Below are the records. Gather each line that holds "JSON".

[[ AVAILABLE DATA open ]]

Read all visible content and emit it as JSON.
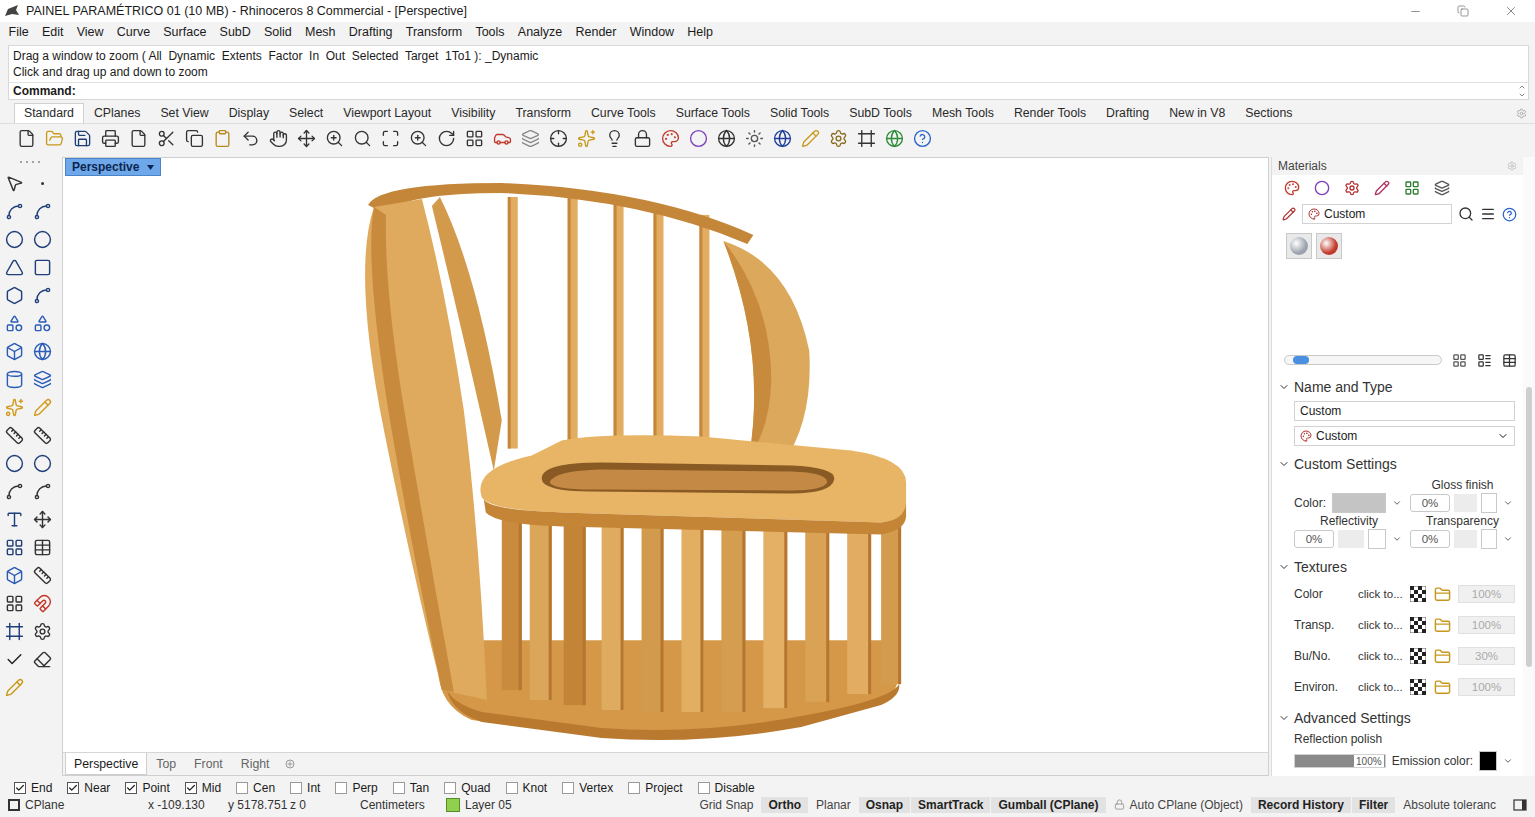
{
  "window": {
    "title": "PAINEL PARAMÉTRICO 01 (10 MB) - Rhinoceros 8 Commercial - [Perspective]"
  },
  "menu": [
    "File",
    "Edit",
    "View",
    "Curve",
    "Surface",
    "SubD",
    "Solid",
    "Mesh",
    "Drafting",
    "Transform",
    "Tools",
    "Analyze",
    "Render",
    "Window",
    "Help"
  ],
  "command": {
    "history": [
      "Drag a window to zoom ( All  Dynamic  Extents  Factor  In  Out  Selected  Target  1To1 ): _Dynamic",
      "Click and drag up and down to zoom"
    ],
    "prompt": "Command:"
  },
  "toolbar_tabs": [
    {
      "label": "Standard",
      "selected": true
    },
    {
      "label": "CPlanes",
      "selected": false
    },
    {
      "label": "Set View",
      "selected": false
    },
    {
      "label": "Display",
      "selected": false
    },
    {
      "label": "Select",
      "selected": false
    },
    {
      "label": "Viewport Layout",
      "selected": false
    },
    {
      "label": "Visibility",
      "selected": false
    },
    {
      "label": "Transform",
      "selected": false
    },
    {
      "label": "Curve Tools",
      "selected": false
    },
    {
      "label": "Surface Tools",
      "selected": false
    },
    {
      "label": "Solid Tools",
      "selected": false
    },
    {
      "label": "SubD Tools",
      "selected": false
    },
    {
      "label": "Mesh Tools",
      "selected": false
    },
    {
      "label": "Render Tools",
      "selected": false
    },
    {
      "label": "Drafting",
      "selected": false
    },
    {
      "label": "New in V8",
      "selected": false
    },
    {
      "label": "Sections",
      "selected": false
    }
  ],
  "viewport": {
    "title": "Perspective",
    "tabs": [
      {
        "label": "Perspective",
        "selected": true
      },
      {
        "label": "Top",
        "selected": false
      },
      {
        "label": "Front",
        "selected": false
      },
      {
        "label": "Right",
        "selected": false
      }
    ]
  },
  "materials": {
    "title": "Materials",
    "search": "Custom",
    "thumbnails": [
      {
        "color": "#9aa3ad",
        "selected": false
      },
      {
        "color": "#c0392b",
        "selected": false
      }
    ],
    "size_level": 0.05,
    "name_and_type": {
      "heading": "Name and Type",
      "expanded": true,
      "name": "Custom",
      "type": "Custom"
    },
    "custom_settings": {
      "heading": "Custom Settings",
      "expanded": true,
      "color_label": "Color:",
      "color": "#c4c4c4",
      "gloss": {
        "label": "Gloss finish",
        "value": "0%",
        "level": 0,
        "color": "#ffffff"
      },
      "reflectivity": {
        "label": "Reflectivity",
        "value": "0%",
        "color": "#ffffff"
      },
      "transparency": {
        "label": "Transparency",
        "value": "0%",
        "color": "#ffffff"
      }
    },
    "textures": {
      "heading": "Textures",
      "expanded": true,
      "rows": [
        {
          "label": "Color",
          "link": "click to...",
          "amount": "100%",
          "enabled": false
        },
        {
          "label": "Transp.",
          "link": "click to...",
          "amount": "100%",
          "enabled": false
        },
        {
          "label": "Bu/No.",
          "link": "click to...",
          "amount": "30%",
          "enabled": false
        },
        {
          "label": "Environ.",
          "link": "click to...",
          "amount": "100%",
          "enabled": false
        }
      ]
    },
    "advanced": {
      "heading": "Advanced Settings",
      "expanded": true,
      "reflection_polish": {
        "label": "Reflection polish",
        "value": "100%",
        "level": 1
      },
      "emission": {
        "label": "Emission color:",
        "color": "#000000"
      }
    }
  },
  "osnaps": [
    {
      "label": "End",
      "checked": true
    },
    {
      "label": "Near",
      "checked": true
    },
    {
      "label": "Point",
      "checked": true
    },
    {
      "label": "Mid",
      "checked": true
    },
    {
      "label": "Cen",
      "checked": false
    },
    {
      "label": "Int",
      "checked": false
    },
    {
      "label": "Perp",
      "checked": false
    },
    {
      "label": "Tan",
      "checked": false
    },
    {
      "label": "Quad",
      "checked": false
    },
    {
      "label": "Knot",
      "checked": false
    },
    {
      "label": "Vertex",
      "checked": false
    },
    {
      "label": "Project",
      "checked": false
    },
    {
      "label": "Disable",
      "checked": false
    }
  ],
  "status_bar": {
    "cplane": "CPlane",
    "coords": [
      "x -109.130",
      "y 5178.751",
      "z 0"
    ],
    "units": "Centimeters",
    "layer": {
      "name": "Layer 05",
      "color": "#8fd14f"
    },
    "panes": [
      {
        "label": "Grid Snap",
        "on": false,
        "kind": "toggle"
      },
      {
        "label": "Ortho",
        "on": true,
        "kind": "toggle"
      },
      {
        "label": "Planar",
        "on": false,
        "kind": "toggle"
      },
      {
        "label": "Osnap",
        "on": true,
        "kind": "toggle"
      },
      {
        "label": "SmartTrack",
        "on": true,
        "kind": "toggle"
      },
      {
        "label": "Gumball (CPlane)",
        "on": true,
        "kind": "toggle"
      },
      {
        "label": "Auto CPlane (Object)",
        "on": false,
        "kind": "locked"
      },
      {
        "label": "Record History",
        "on": true,
        "kind": "toggle"
      },
      {
        "label": "Filter",
        "on": true,
        "kind": "toggle"
      },
      {
        "label": "Absolute toleranc",
        "on": false,
        "kind": "toggle"
      }
    ]
  }
}
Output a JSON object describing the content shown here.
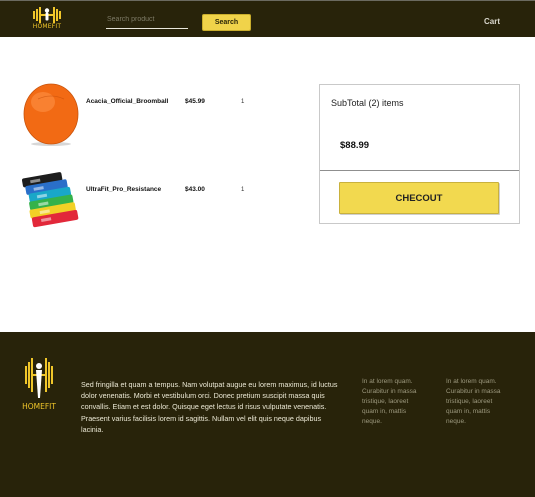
{
  "header": {
    "logo_text": "HOMEFIT",
    "search_placeholder": "Search product",
    "search_button_label": "Search",
    "cart_label": "Cart"
  },
  "cart_items": [
    {
      "name": "Acacia_Official_Broomball",
      "price": "$45.99",
      "quantity": "1",
      "image_icon": "orange-ball-icon"
    },
    {
      "name": "UltraFit_Pro_Resistance",
      "price": "$43.00",
      "quantity": "1",
      "image_icon": "resistance-bands-icon"
    }
  ],
  "summary": {
    "subtotal_label": "SubTotal (2) items",
    "subtotal_value": "$88.99",
    "checkout_label": "CHECOUT"
  },
  "footer": {
    "logo_text": "HOMEFIT",
    "about": "Sed fringilla et quam a tempus. Nam volutpat augue eu lorem maximus, id luctus dolor venenatis. Morbi et vestibulum orci. Donec pretium suscipit massa quis convallis. Etiam et est dolor. Quisque eget lectus id risus vulputate venenatis. Praesent varius facilisis lorem id sagittis. Nullam vel elit quis neque dapibus lacinia.",
    "col1": "In at lorem quam. Curabitur in massa tristique, laoreet quam in, mattis neque.",
    "col2": "In at lorem quam. Curabitur in massa tristique, laoreet quam in, mattis neque."
  },
  "colors": {
    "header_bg": "#28230a",
    "accent_yellow": "#f2d94f",
    "logo_gold": "#f0c62a"
  }
}
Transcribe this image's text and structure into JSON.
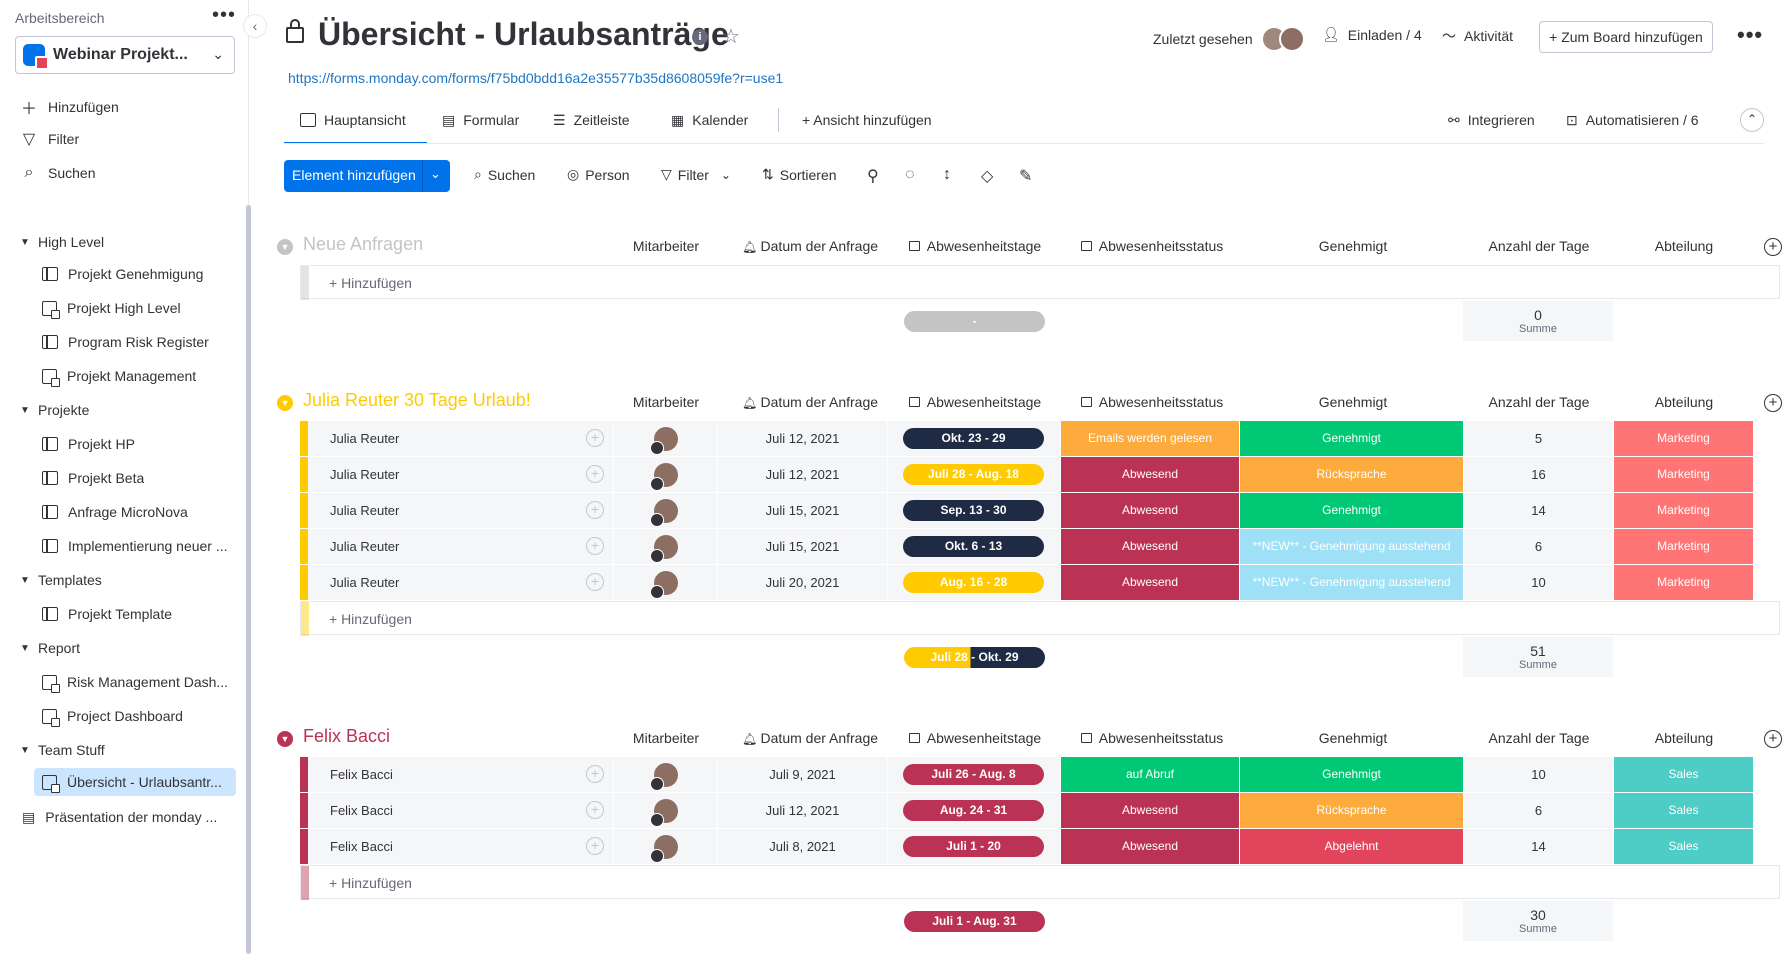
{
  "sidebar": {
    "workspace_label": "Arbeitsbereich",
    "workspace_name": "Webinar Projekt...",
    "actions": [
      "Hinzufügen",
      "Filter",
      "Suchen"
    ],
    "folders": [
      {
        "name": "High Level",
        "boards": [
          "Projekt Genehmigung",
          "Projekt High Level",
          "Program Risk Register",
          "Projekt Management"
        ]
      },
      {
        "name": "Projekte",
        "boards": [
          "Projekt HP",
          "Projekt Beta",
          "Anfrage MicroNova",
          "Implementierung neuer ..."
        ]
      },
      {
        "name": "Templates",
        "boards": [
          "Projekt Template"
        ]
      },
      {
        "name": "Report",
        "boards": [
          "Risk Management Dash...",
          "Project Dashboard"
        ]
      },
      {
        "name": "Team Stuff",
        "boards": [
          "Übersicht - Urlaubsantr..."
        ]
      }
    ],
    "doc_item": "Präsentation der monday ..."
  },
  "header": {
    "title": "Übersicht - Urlaubsanträge",
    "url": "https://forms.monday.com/forms/f75bd0bdd16a2e35577b35d8608059fe?r=use1",
    "zuletzt": "Zuletzt gesehen",
    "einladen": "Einladen / 4",
    "aktivitaet": "Aktivität",
    "board_btn": "+ Zum Board hinzufügen"
  },
  "tabs": {
    "main": "Hauptansicht",
    "form": "Formular",
    "timeline": "Zeitleiste",
    "calendar": "Kalender",
    "add_view": "+ Ansicht hinzufügen",
    "integrate": "Integrieren",
    "automate": "Automatisieren / 6"
  },
  "toolbar": {
    "add_item": "Element hinzufügen",
    "search": "Suchen",
    "person": "Person",
    "filter": "Filter",
    "sort": "Sortieren"
  },
  "columns": {
    "employee": "Mitarbeiter",
    "date": "Datum der Anfrage",
    "days": "Abwesenheitstage",
    "status": "Abwesenheitsstatus",
    "approved": "Genehmigt",
    "count": "Anzahl der Tage",
    "department": "Abteilung"
  },
  "add_row_label": "+ Hinzufügen",
  "sum_label": "Summe",
  "colors": {
    "accent": "#0073ea",
    "navy": "#1f2a44",
    "yellow": "#ffcb00",
    "crimson": "#bb3354",
    "orange": "#fdab3d",
    "green": "#00c875",
    "red": "#e2445c",
    "lightblue": "#9ee0f5",
    "salmon": "#ff7575",
    "teal": "#4eccc6",
    "grey": "#c4c4c4"
  },
  "groups": [
    {
      "title": "Neue Anfragen",
      "color": "#c4c4c4",
      "rows": [],
      "summary": {
        "timeline": "-",
        "sum": "0"
      }
    },
    {
      "title": "Julia Reuter 30 Tage Urlaub!",
      "color": "#ffcb00",
      "rows": [
        {
          "name": "Julia Reuter",
          "date": "Juli 12, 2021",
          "days": "Okt. 23 - 29",
          "days_color": "#1f2a44",
          "status": "Emails werden gelesen",
          "status_color": "#fdab3d",
          "approved": "Genehmigt",
          "approved_color": "#00c875",
          "count": "5",
          "dept": "Marketing",
          "dept_color": "#ff7575"
        },
        {
          "name": "Julia Reuter",
          "date": "Juli 12, 2021",
          "days": "Juli 28 - Aug. 18",
          "days_color": "#ffcb00",
          "status": "Abwesend",
          "status_color": "#bb3354",
          "approved": "Rücksprache",
          "approved_color": "#fdab3d",
          "count": "16",
          "dept": "Marketing",
          "dept_color": "#ff7575"
        },
        {
          "name": "Julia Reuter",
          "date": "Juli 15, 2021",
          "days": "Sep. 13 - 30",
          "days_color": "#1f2a44",
          "status": "Abwesend",
          "status_color": "#bb3354",
          "approved": "Genehmigt",
          "approved_color": "#00c875",
          "count": "14",
          "dept": "Marketing",
          "dept_color": "#ff7575"
        },
        {
          "name": "Julia Reuter",
          "date": "Juli 15, 2021",
          "days": "Okt. 6 - 13",
          "days_color": "#1f2a44",
          "status": "Abwesend",
          "status_color": "#bb3354",
          "approved": "**NEW** - Genehmigung ausstehend",
          "approved_color": "#9ee0f5",
          "count": "6",
          "dept": "Marketing",
          "dept_color": "#ff7575"
        },
        {
          "name": "Julia Reuter",
          "date": "Juli 20, 2021",
          "days": "Aug. 16 - 28",
          "days_color": "#ffcb00",
          "status": "Abwesend",
          "status_color": "#bb3354",
          "approved": "**NEW** - Genehmigung ausstehend",
          "approved_color": "#9ee0f5",
          "count": "10",
          "dept": "Marketing",
          "dept_color": "#ff7575"
        }
      ],
      "summary": {
        "timeline": "Juli 28 - Okt. 29",
        "sum": "51"
      }
    },
    {
      "title": "Felix Bacci",
      "color": "#bb3354",
      "rows": [
        {
          "name": "Felix Bacci",
          "date": "Juli 9, 2021",
          "days": "Juli 26 - Aug. 8",
          "days_color": "#bb3354",
          "status": "auf Abruf",
          "status_color": "#00c875",
          "approved": "Genehmigt",
          "approved_color": "#00c875",
          "count": "10",
          "dept": "Sales",
          "dept_color": "#4eccc6"
        },
        {
          "name": "Felix Bacci",
          "date": "Juli 12, 2021",
          "days": "Aug. 24 - 31",
          "days_color": "#bb3354",
          "status": "Abwesend",
          "status_color": "#bb3354",
          "approved": "Rücksprache",
          "approved_color": "#fdab3d",
          "count": "6",
          "dept": "Sales",
          "dept_color": "#4eccc6"
        },
        {
          "name": "Felix Bacci",
          "date": "Juli 8, 2021",
          "days": "Juli 1 - 20",
          "days_color": "#bb3354",
          "status": "Abwesend",
          "status_color": "#bb3354",
          "approved": "Abgelehnt",
          "approved_color": "#e2445c",
          "count": "14",
          "dept": "Sales",
          "dept_color": "#4eccc6"
        }
      ],
      "summary": {
        "timeline": "Juli 1 - Aug. 31",
        "sum": "30"
      }
    }
  ]
}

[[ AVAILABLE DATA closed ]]

» **PROBLEM SOLUTION**:
Read all visible content and emit it as JSON.
Output a JSON object describing the content shown here.
Transcribe this image's text and structure into JSON.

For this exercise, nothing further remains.